For the string "shop", state the number of lines in the data that contain it, and nothing else.

[Items from a data source]
•••••

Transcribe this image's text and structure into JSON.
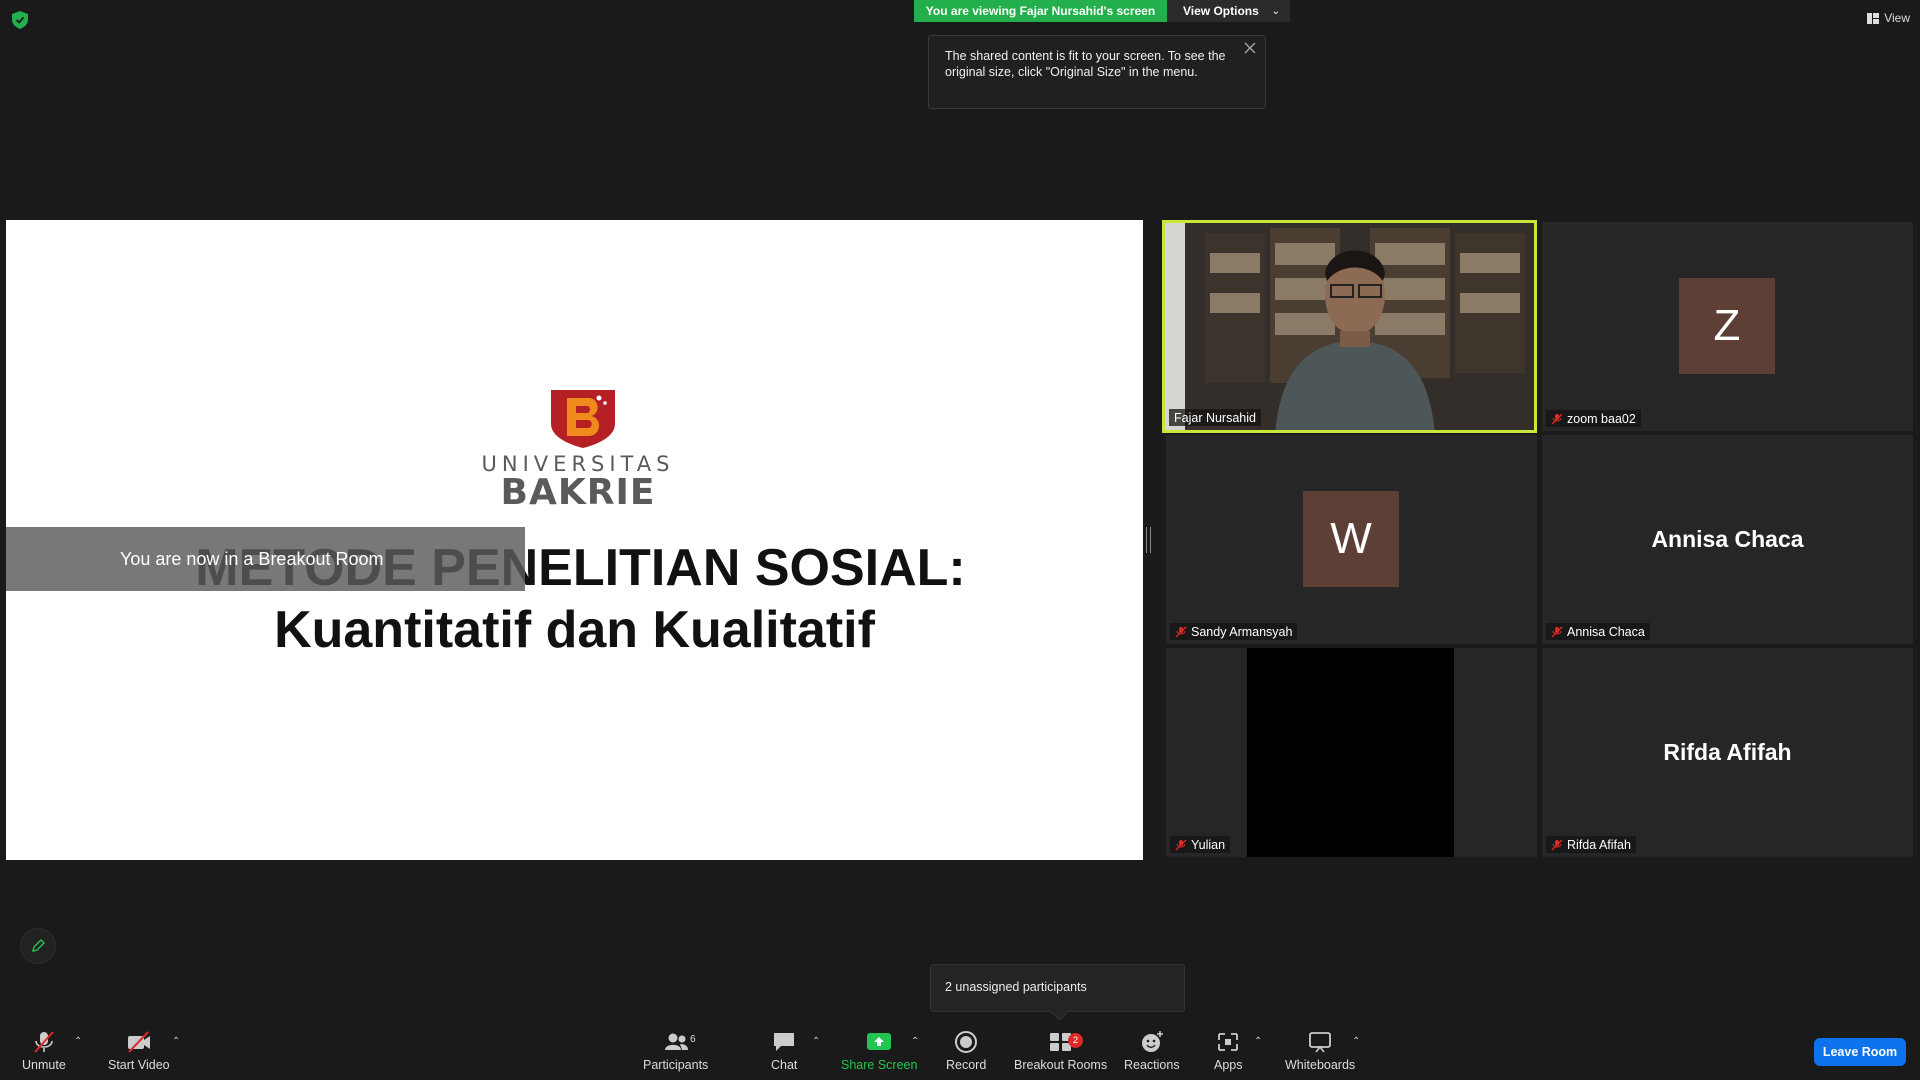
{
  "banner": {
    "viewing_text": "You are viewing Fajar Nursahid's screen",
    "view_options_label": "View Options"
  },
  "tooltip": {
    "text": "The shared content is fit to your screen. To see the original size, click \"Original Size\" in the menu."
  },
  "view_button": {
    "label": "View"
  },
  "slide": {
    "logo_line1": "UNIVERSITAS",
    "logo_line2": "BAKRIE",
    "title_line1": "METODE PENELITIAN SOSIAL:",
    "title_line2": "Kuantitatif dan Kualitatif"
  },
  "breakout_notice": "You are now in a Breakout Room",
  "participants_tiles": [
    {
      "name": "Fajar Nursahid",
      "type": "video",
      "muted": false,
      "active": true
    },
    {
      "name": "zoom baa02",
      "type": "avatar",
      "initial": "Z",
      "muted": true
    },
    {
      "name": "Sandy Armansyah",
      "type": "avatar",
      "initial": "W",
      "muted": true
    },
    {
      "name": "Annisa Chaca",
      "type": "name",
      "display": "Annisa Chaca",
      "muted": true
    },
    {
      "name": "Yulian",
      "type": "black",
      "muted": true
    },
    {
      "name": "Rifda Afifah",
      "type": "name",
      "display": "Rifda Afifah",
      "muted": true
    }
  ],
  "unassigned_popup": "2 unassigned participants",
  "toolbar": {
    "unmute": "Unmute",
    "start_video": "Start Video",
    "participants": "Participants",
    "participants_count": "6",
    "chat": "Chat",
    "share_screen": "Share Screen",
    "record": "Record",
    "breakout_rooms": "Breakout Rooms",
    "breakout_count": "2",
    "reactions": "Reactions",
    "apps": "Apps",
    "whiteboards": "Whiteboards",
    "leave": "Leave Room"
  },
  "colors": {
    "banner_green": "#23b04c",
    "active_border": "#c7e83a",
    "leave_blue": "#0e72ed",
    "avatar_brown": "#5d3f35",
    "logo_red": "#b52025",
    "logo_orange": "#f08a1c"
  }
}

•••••

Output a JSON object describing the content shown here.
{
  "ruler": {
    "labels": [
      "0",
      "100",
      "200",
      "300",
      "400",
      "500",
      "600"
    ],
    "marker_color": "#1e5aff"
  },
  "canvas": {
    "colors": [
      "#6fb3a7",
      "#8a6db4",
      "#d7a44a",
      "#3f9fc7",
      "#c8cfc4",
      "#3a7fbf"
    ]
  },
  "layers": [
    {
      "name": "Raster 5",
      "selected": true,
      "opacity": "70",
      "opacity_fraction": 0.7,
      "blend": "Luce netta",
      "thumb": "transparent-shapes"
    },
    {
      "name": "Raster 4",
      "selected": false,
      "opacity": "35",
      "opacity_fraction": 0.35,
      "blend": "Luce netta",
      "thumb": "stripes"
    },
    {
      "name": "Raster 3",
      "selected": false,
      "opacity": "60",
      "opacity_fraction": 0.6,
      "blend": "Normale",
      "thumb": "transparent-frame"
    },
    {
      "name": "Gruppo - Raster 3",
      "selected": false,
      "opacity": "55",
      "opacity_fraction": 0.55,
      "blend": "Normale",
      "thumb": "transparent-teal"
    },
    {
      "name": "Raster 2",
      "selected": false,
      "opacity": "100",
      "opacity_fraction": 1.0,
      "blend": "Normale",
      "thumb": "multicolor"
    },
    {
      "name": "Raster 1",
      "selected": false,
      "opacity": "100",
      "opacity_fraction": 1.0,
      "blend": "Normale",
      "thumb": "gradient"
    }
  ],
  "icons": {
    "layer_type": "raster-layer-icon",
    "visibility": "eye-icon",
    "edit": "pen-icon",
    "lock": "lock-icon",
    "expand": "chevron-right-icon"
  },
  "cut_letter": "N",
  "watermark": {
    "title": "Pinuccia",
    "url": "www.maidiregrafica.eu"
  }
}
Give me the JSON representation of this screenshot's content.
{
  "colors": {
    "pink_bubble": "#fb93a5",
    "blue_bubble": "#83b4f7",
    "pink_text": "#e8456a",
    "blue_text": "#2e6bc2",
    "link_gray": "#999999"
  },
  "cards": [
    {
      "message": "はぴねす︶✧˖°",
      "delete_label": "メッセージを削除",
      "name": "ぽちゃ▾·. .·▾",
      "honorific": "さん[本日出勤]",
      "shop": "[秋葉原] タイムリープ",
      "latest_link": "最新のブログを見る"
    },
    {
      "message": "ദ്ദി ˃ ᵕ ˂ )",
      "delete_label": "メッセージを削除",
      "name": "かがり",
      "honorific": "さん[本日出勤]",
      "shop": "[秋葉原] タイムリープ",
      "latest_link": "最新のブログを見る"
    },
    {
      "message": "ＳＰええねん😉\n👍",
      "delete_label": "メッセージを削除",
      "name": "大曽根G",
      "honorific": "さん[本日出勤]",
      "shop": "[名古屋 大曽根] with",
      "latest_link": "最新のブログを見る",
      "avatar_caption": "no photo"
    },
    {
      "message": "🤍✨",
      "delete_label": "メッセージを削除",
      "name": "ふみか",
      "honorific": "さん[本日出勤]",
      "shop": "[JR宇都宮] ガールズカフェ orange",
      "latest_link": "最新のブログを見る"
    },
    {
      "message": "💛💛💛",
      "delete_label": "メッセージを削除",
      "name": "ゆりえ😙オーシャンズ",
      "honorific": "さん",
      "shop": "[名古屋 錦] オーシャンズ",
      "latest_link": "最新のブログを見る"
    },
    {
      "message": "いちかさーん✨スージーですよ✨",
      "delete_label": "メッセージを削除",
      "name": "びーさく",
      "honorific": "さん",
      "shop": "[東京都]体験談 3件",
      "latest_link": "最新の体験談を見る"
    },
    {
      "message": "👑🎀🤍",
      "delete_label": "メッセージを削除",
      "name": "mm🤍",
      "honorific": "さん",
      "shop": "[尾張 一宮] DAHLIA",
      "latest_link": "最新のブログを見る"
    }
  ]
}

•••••

§ Solution
7